Back at the hotel Sofia and Michael admired the Christmas decorations in the large atrium at the centre of the hotel. A snow scene with polar bears, reindeer and snowmen in the heart of an Arabian hotel.

The giant Christmas tree under the dome in the atrium

The snow village in the atrium

The snow village in the atrium - earlier the tables were thronged with families having their dinner

The atrium ceiling was decorated with frescos

The reindeer and snowman in the snow village

A little Christmas tree with a sprite or fairy

The sprite/fairy

Examples of wedding cake designs in a display cabinet in the hotel atrium
Michael and Sofia peer down at the atrium decorated for Christmas
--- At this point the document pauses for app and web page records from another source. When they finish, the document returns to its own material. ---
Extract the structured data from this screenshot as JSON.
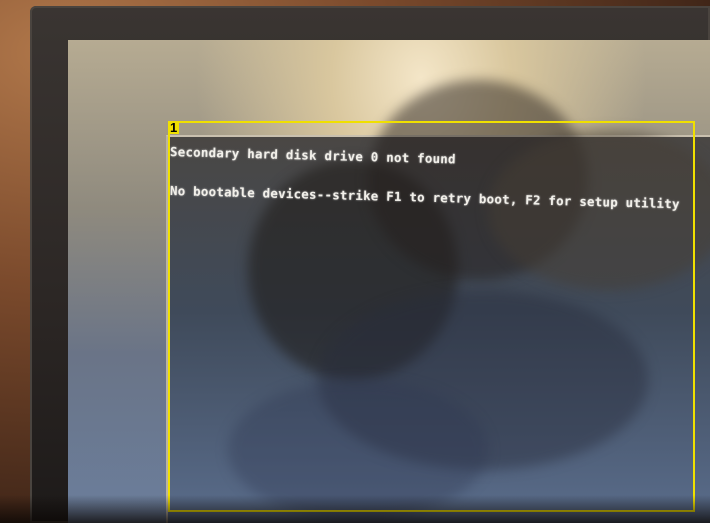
{
  "annotation": {
    "label": "1",
    "color": "#f0e000"
  },
  "screen": {
    "lines": [
      "Secondary hard disk drive 0 not found",
      "No bootable devices--strike F1 to retry boot, F2 for setup utility"
    ],
    "text_color": "#f2f0ea"
  }
}
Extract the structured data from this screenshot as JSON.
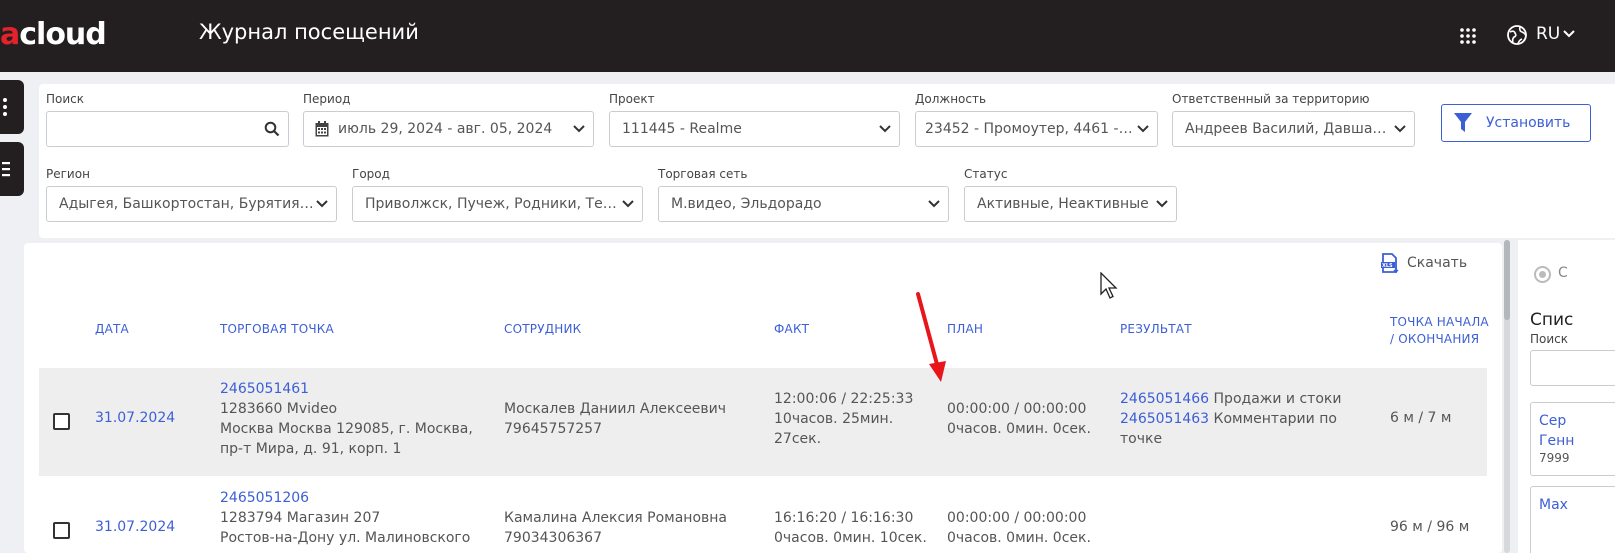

Michael and Sofia in the hotel atrium
At the airport in the early hours of the morning (my flight left at 3:10am) Michael and Sofia found a camel who decided he wanted to come home with us.

The Dubai camel who bravely travelled to rainy England in my hand luggage
Over a week later, back at home, Sasha baby Nina was introduced to the new member of the family by Sofia and Michael. Nina was wearing the Christmas outfit we won in the SCW raffle this year.

Michael, Nina and Sofia meet the camel from Dubai

Nina and Sofia greet the camel

Michael, Nina, camel and Sofia

A lovely close up of baby Nina, with Michael and the camel (I was experimenting with my macro lens)

Michael, Nina, camel and Sofia with the Advent calendar - this camel has travelled far like the camels in the calendar

A few days earlier camel posed with our SCW charity course doll in memory of my brother

Our SCW charity doll and camel with poinsettia and Table Mountain

It was fascinating visiting Myanmar and Dubai for work reasons and I'm glad I was able to bring back doll related souvenirs from each place.